WHAT THIS TASK INVOLVES> Establish how many lines in the entries hold the string "chevron". The number by itself is the whole answer.

DATA SUPPLIED>
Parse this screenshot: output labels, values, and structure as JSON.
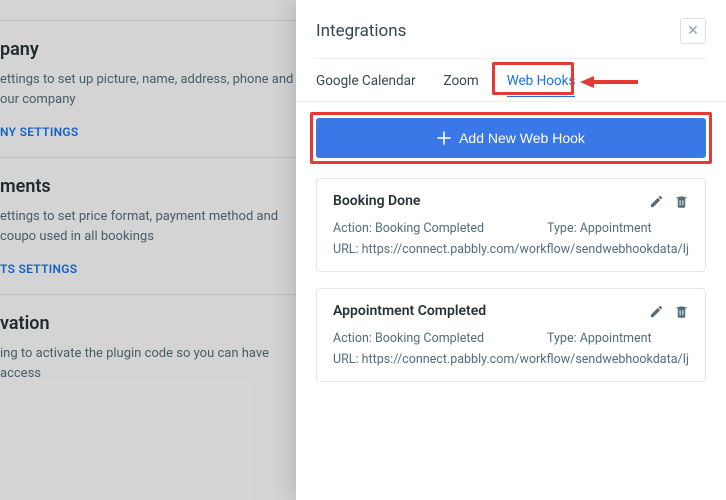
{
  "background": {
    "sections": [
      {
        "title": "pany",
        "desc": "ettings to set up picture, name, address, phone and our company",
        "link": "NY SETTINGS"
      },
      {
        "title": "ments",
        "desc": "ettings to set price format, payment method and coupo used in all bookings",
        "link": "TS SETTINGS"
      },
      {
        "title": "vation",
        "desc": "ing to activate the plugin code so you can have access",
        "link": ""
      }
    ]
  },
  "panel": {
    "title": "Integrations",
    "tabs": [
      "Google Calendar",
      "Zoom",
      "Web Hooks"
    ],
    "active_tab": 2,
    "add_button": "Add New Web Hook",
    "hooks": [
      {
        "title": "Booking Done",
        "action_label": "Action: Booking Completed",
        "type_label": "Type: Appointment",
        "url_label": "URL: https://connect.pabbly.com/workflow/sendwebhookdata/IjkwNzMi"
      },
      {
        "title": "Appointment Completed",
        "action_label": "Action: Booking Completed",
        "type_label": "Type: Appointment",
        "url_label": "URL: https://connect.pabbly.com/workflow/sendwebhookdata/IjkxOTMi"
      }
    ]
  },
  "colors": {
    "accent": "#1a73e8",
    "primary_button": "#3b78e7",
    "highlight": "#e53935"
  }
}
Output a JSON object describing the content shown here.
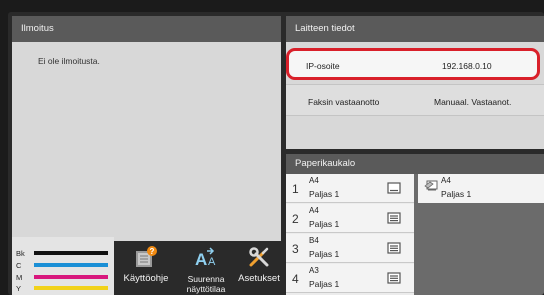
{
  "notification": {
    "title": "Ilmoitus",
    "message": "Ei ole ilmoitusta."
  },
  "device_info": {
    "title": "Laitteen tiedot",
    "ip_label": "IP-osoite",
    "ip_value": "192.168.0.10",
    "fax_label": "Faksin vastaanotto",
    "fax_value": "Manuaal. Vastaanot."
  },
  "paper_trays": {
    "title": "Paperikaukalo",
    "trays": [
      {
        "number": "1",
        "size": "A4",
        "type": "Paljas 1"
      },
      {
        "number": "2",
        "size": "A4",
        "type": "Paljas 1"
      },
      {
        "number": "3",
        "size": "B4",
        "type": "Paljas 1"
      },
      {
        "number": "4",
        "size": "A3",
        "type": "Paljas 1"
      }
    ],
    "bypass": {
      "size": "A4",
      "type": "Paljas 1"
    }
  },
  "toner": [
    {
      "label": "Bk",
      "color": "#111111"
    },
    {
      "label": "C",
      "color": "#1a8fd6"
    },
    {
      "label": "M",
      "color": "#d8177d"
    },
    {
      "label": "Y",
      "color": "#f1d21b"
    }
  ],
  "buttons": {
    "guide": "Käyttöohje",
    "zoom_line1": "Suurenna",
    "zoom_line2": "näyttötilaa",
    "settings": "Asetukset"
  }
}
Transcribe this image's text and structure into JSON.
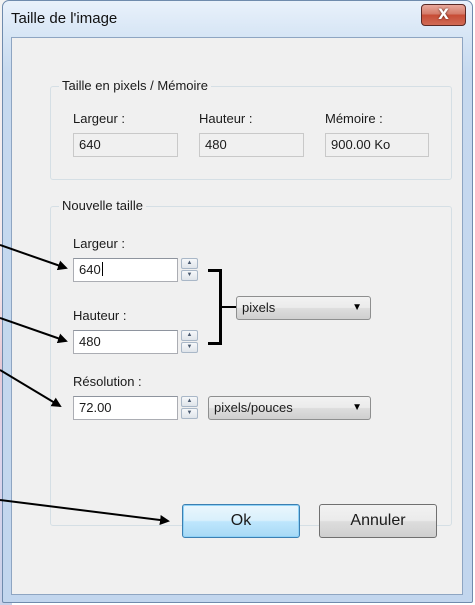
{
  "window": {
    "title": "Taille de l'image",
    "close_glyph": "X"
  },
  "current_size": {
    "group_label": "Taille en pixels / Mémoire",
    "width_label": "Largeur :",
    "width_value": "640",
    "height_label": "Hauteur :",
    "height_value": "480",
    "memory_label": "Mémoire :",
    "memory_value": "900.00 Ko"
  },
  "new_size": {
    "group_label": "Nouvelle taille",
    "width_label": "Largeur :",
    "width_value": "640",
    "height_label": "Hauteur :",
    "height_value": "480",
    "unit_selected": "pixels",
    "resolution_label": "Résolution :",
    "resolution_value": "72.00",
    "resolution_unit_selected": "pixels/pouces"
  },
  "buttons": {
    "ok_label": "Ok",
    "cancel_label": "Annuler"
  },
  "icons": {
    "spin_up": "up-arrow-icon",
    "spin_down": "down-arrow-icon",
    "dropdown": "chevron-down-icon",
    "close": "close-icon"
  },
  "colors": {
    "close_button": "#c74d36",
    "ok_button_border": "#3c7fb1",
    "window_frame": "#c2d6ee",
    "client_bg": "#f0f0f0"
  }
}
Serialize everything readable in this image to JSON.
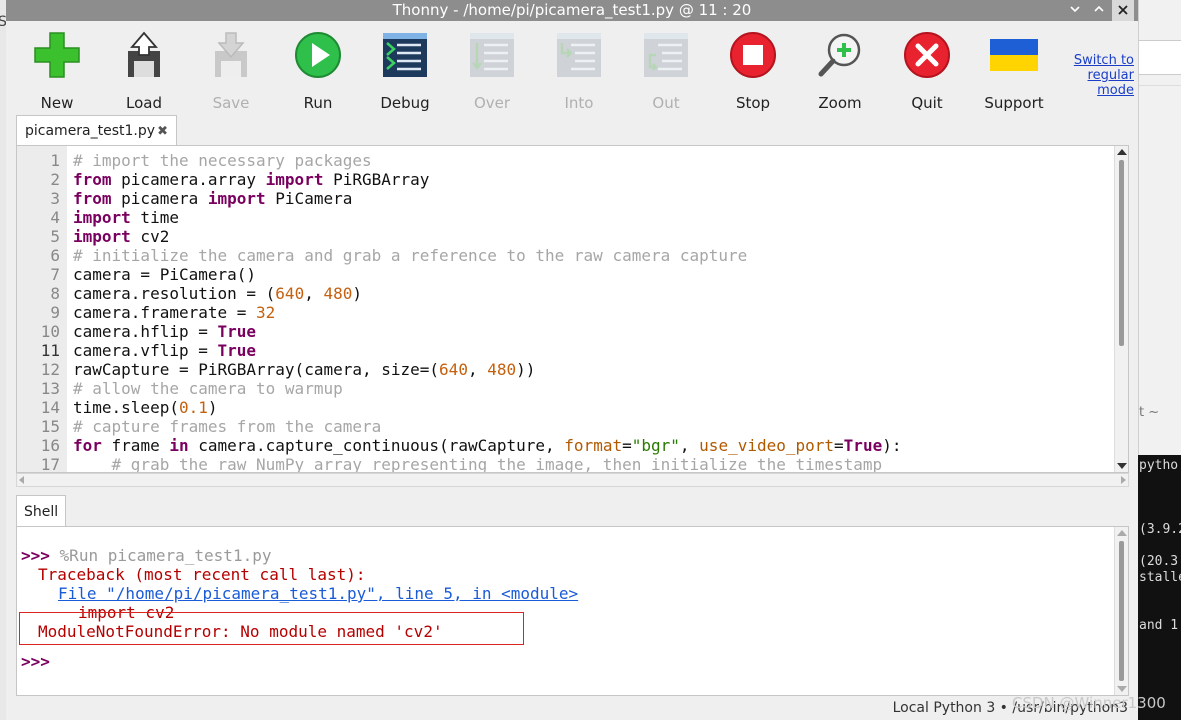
{
  "window": {
    "title": "Thonny  -  /home/pi/picamera_test1.py  @  11 : 20",
    "buttons": [
      "minimize",
      "maximize",
      "close"
    ]
  },
  "toolbar": {
    "items": [
      {
        "label": "New",
        "icon": "new-file-icon",
        "enabled": true
      },
      {
        "label": "Load",
        "icon": "load-icon",
        "enabled": true
      },
      {
        "label": "Save",
        "icon": "save-icon",
        "enabled": false
      },
      {
        "label": "Run",
        "icon": "run-icon",
        "enabled": true
      },
      {
        "label": "Debug",
        "icon": "debug-icon",
        "enabled": true
      },
      {
        "label": "Over",
        "icon": "step-over-icon",
        "enabled": false
      },
      {
        "label": "Into",
        "icon": "step-into-icon",
        "enabled": false
      },
      {
        "label": "Out",
        "icon": "step-out-icon",
        "enabled": false
      },
      {
        "label": "Stop",
        "icon": "stop-icon",
        "enabled": true
      },
      {
        "label": "Zoom",
        "icon": "zoom-icon",
        "enabled": true
      },
      {
        "label": "Quit",
        "icon": "quit-icon",
        "enabled": true
      },
      {
        "label": "Support",
        "icon": "ukraine-flag-icon",
        "enabled": true
      }
    ],
    "switch_mode_link": "Switch to regular mode"
  },
  "editor": {
    "tab_label": "picamera_test1.py",
    "current_line": 11,
    "lines": [
      "# import the necessary packages",
      "from picamera.array import PiRGBArray",
      "from picamera import PiCamera",
      "import time",
      "import cv2",
      "# initialize the camera and grab a reference to the raw camera capture",
      "camera = PiCamera()",
      "camera.resolution = (640, 480)",
      "camera.framerate = 32",
      "camera.hflip = True",
      "camera.vflip = True",
      "rawCapture = PiRGBArray(camera, size=(640, 480))",
      "# allow the camera to warmup",
      "time.sleep(0.1)",
      "# capture frames from the camera",
      "for frame in camera.capture_continuous(rawCapture, format=\"bgr\", use_video_port=True):",
      "    # grab the raw NumPy array representing the image, then initialize the timestamp"
    ]
  },
  "shell": {
    "tab_label": "Shell",
    "prompt": ">>>",
    "command": "%Run picamera_test1.py",
    "traceback_header": "Traceback (most recent call last):",
    "file_link": "File \"/home/pi/picamera_test1.py\", line 5, in <module>",
    "source_line": "import cv2",
    "error": "ModuleNotFoundError: No module named 'cv2'",
    "final_prompt": ">>>"
  },
  "status": {
    "interpreter": "Local Python 3  •  /usr/bin/python3"
  },
  "watermark": "CSDN @Winner1300",
  "background_terminal": {
    "lines": [
      "pytho",
      "(3.9.2",
      "(20.3",
      "stalle",
      "and 1"
    ],
    "prompt_fragment": "t ~",
    "left_fragment": "S"
  },
  "colors": {
    "titlebar": "#8d8d8d",
    "keyword": "#7a0060",
    "comment": "#a6a6a6",
    "number": "#c5600f",
    "string": "#297a00",
    "error": "#b50000",
    "link": "#1a5bd8"
  }
}
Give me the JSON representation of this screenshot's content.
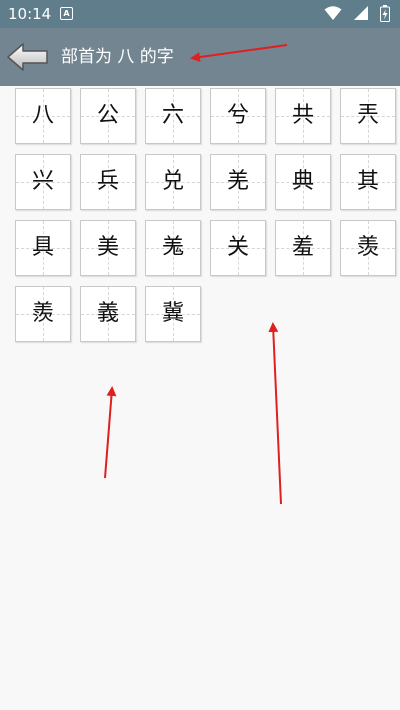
{
  "status_bar": {
    "time": "10:14",
    "notification_icon": "A"
  },
  "header": {
    "title": "部首为 八 的字",
    "back_icon": "back-arrow-icon"
  },
  "characters": [
    "八",
    "公",
    "六",
    "兮",
    "共",
    "兲",
    "兴",
    "兵",
    "兑",
    "羌",
    "典",
    "其",
    "具",
    "美",
    "羗",
    "关",
    "羞",
    "羡",
    "羨",
    "義",
    "冀"
  ],
  "colors": {
    "status_bar": "#607d8b",
    "app_bar": "#728590",
    "background": "#f8f8f8",
    "annotation_arrow": "#e02020"
  }
}
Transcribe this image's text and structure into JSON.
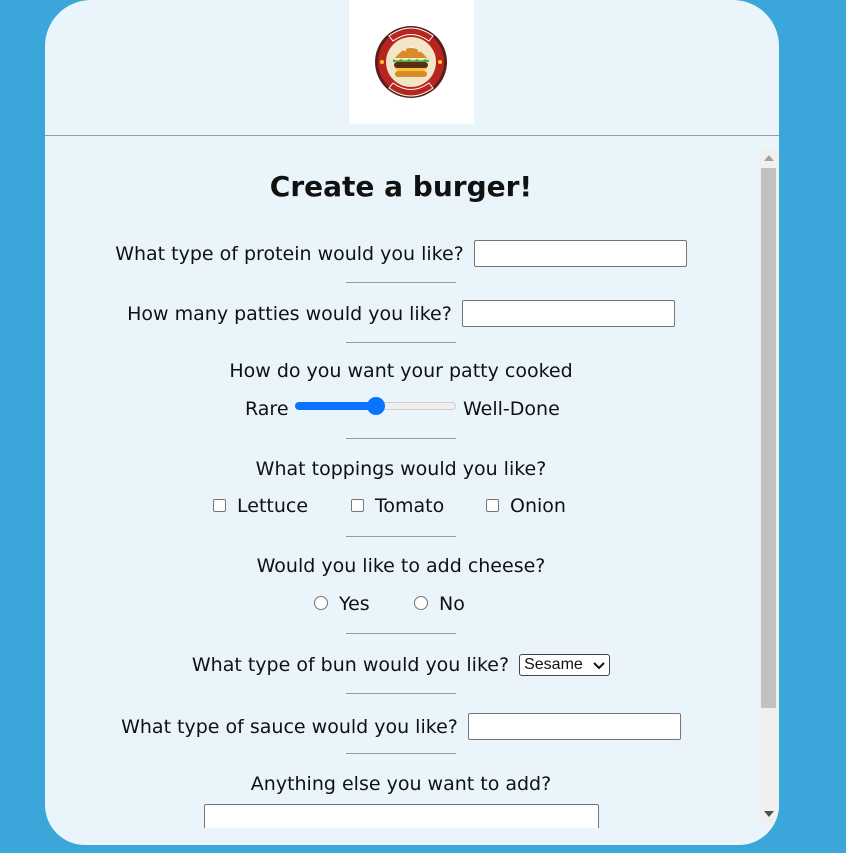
{
  "logo": {
    "top_text": "BURGER",
    "bottom_text": "DAILY FRESH"
  },
  "form": {
    "title": "Create a burger!",
    "protein": {
      "label": "What type of protein would you like?",
      "value": ""
    },
    "patties": {
      "label": "How many patties would you like?",
      "value": ""
    },
    "cooked": {
      "label": "How do you want your patty cooked",
      "min_label": "Rare",
      "max_label": "Well-Done",
      "level": 0.5
    },
    "toppings": {
      "label": "What toppings would you like?",
      "options": [
        "Lettuce",
        "Tomato",
        "Onion"
      ]
    },
    "cheese": {
      "label": "Would you like to add cheese?",
      "options": [
        "Yes",
        "No"
      ]
    },
    "bun": {
      "label": "What type of bun would you like?",
      "selected": "Sesame"
    },
    "sauce": {
      "label": "What type of sauce would you like?",
      "value": ""
    },
    "extra": {
      "label": "Anything else you want to add?",
      "value": ""
    }
  },
  "colors": {
    "background": "#3aa6d9",
    "card": "#e9f5fa",
    "accent": "#0a74ff"
  },
  "icons": [
    "burger-logo",
    "chevron-down-icon"
  ]
}
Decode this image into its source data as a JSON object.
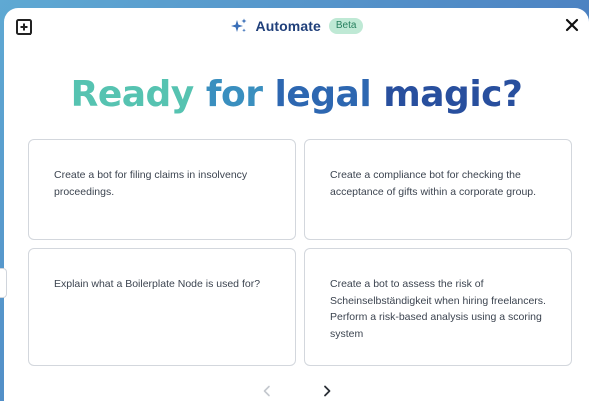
{
  "header": {
    "title": "Automate",
    "badge": "Beta",
    "icons": {
      "new_chat": "add-square-icon",
      "title": "sparkle-icon",
      "close": "close-icon"
    }
  },
  "headline": {
    "words": [
      "Ready",
      "for",
      "legal",
      "magic?"
    ]
  },
  "cards": [
    "Create a bot for filing claims in insolvency proceedings.",
    "Create a compliance bot for checking the acceptance of gifts within a corporate group.",
    "Explain what a Boilerplate Node is used for?",
    "Create a bot to assess the risk of Scheinselbständigkeit when hiring freelancers. Perform a risk-based analysis using a scoring system"
  ],
  "pager": {
    "prev_icon": "chevron-left-icon",
    "next_icon": "chevron-right-icon",
    "prev_enabled": false,
    "next_enabled": true
  },
  "colors": {
    "background": "#4e86c4",
    "title": "#1f3f7a",
    "badge_bg": "#bfe9d5",
    "badge_text": "#27805f",
    "headline_start": "#56c3b1",
    "headline_end": "#284f9e",
    "card_border": "#d3d7dd",
    "card_text": "#3c4450"
  }
}
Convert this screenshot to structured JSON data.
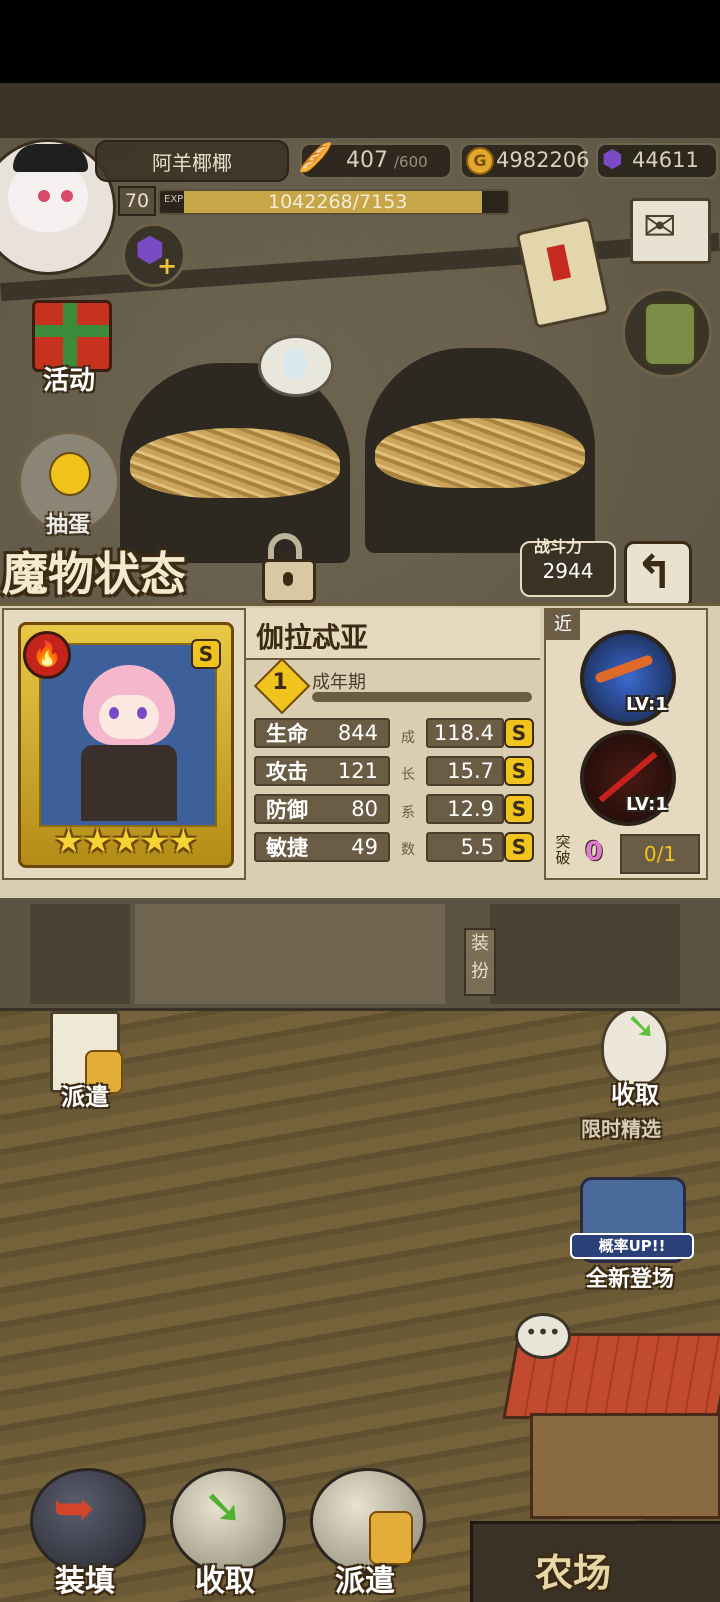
{
  "player": {
    "name": "阿羊椰椰",
    "level": "70",
    "exp_label": "EXP",
    "exp_value": "1042268/7153",
    "exp_fill": 0.93
  },
  "resources": {
    "stamina_current": "407",
    "stamina_max": "/600",
    "gold": "4982206",
    "gems": "44611"
  },
  "side_menu": {
    "activity_label": "活动",
    "gacha_label": "抽蛋"
  },
  "monster_panel": {
    "title": "魔物状态",
    "power_label": "战斗力",
    "power_value": "2944",
    "name": "伽拉忒亚",
    "element": "fire",
    "rank_badge": "S",
    "stars": 5,
    "stage_number": "1",
    "stage_label": "成年期",
    "growth_caption": [
      "成",
      "长",
      "系",
      "数"
    ],
    "stats": [
      {
        "label": "生命",
        "value": "844",
        "growth": "118.4",
        "grade": "S"
      },
      {
        "label": "攻击",
        "value": "121",
        "growth": "15.7",
        "grade": "S"
      },
      {
        "label": "防御",
        "value": "80",
        "growth": "12.9",
        "grade": "S"
      },
      {
        "label": "敏捷",
        "value": "49",
        "growth": "5.5",
        "grade": "S"
      }
    ],
    "range_tag": "近",
    "skills": [
      {
        "level": "LV:1"
      },
      {
        "level": "LV:1"
      }
    ],
    "breakthrough_label_1": "突",
    "breakthrough_label_2": "破",
    "breakthrough_count": "0",
    "breakthrough_progress": "0/1",
    "equip_tab_1": "装",
    "equip_tab_2": "扮"
  },
  "field": {
    "dispatch_label": "派遣",
    "collect_label": "收取",
    "limited_label": "限时精选",
    "rate_up_label": "概率UP!!",
    "new_arrival_label": "全新登场"
  },
  "bottom_bar": {
    "load_label": "装填",
    "collect_label": "收取",
    "dispatch_label": "派遣",
    "farm_label": "农场"
  }
}
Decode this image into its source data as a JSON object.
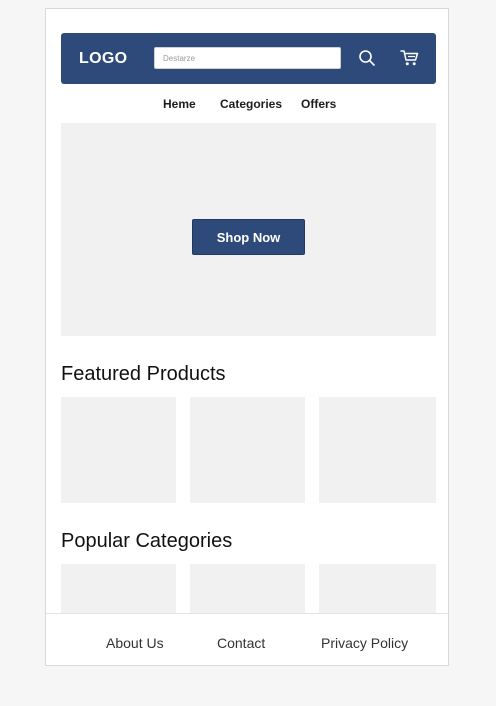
{
  "header": {
    "logo": "LOGO",
    "search_placeholder": "Destarze",
    "search_icon": "search-icon",
    "cart_icon": "cart-icon",
    "background_color": "#2e4a7a"
  },
  "nav": {
    "items": [
      {
        "label": "Heme"
      },
      {
        "label": "Categories"
      },
      {
        "label": "Offers"
      }
    ]
  },
  "hero": {
    "cta_label": "Shop Now"
  },
  "featured": {
    "title": "Featured Products"
  },
  "popular": {
    "title": "Popular Categories"
  },
  "footer": {
    "links": [
      {
        "label": "About Us"
      },
      {
        "label": "Contact"
      },
      {
        "label": "Privacy Policy"
      }
    ]
  }
}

RESULT OF THE EXERCISE> 4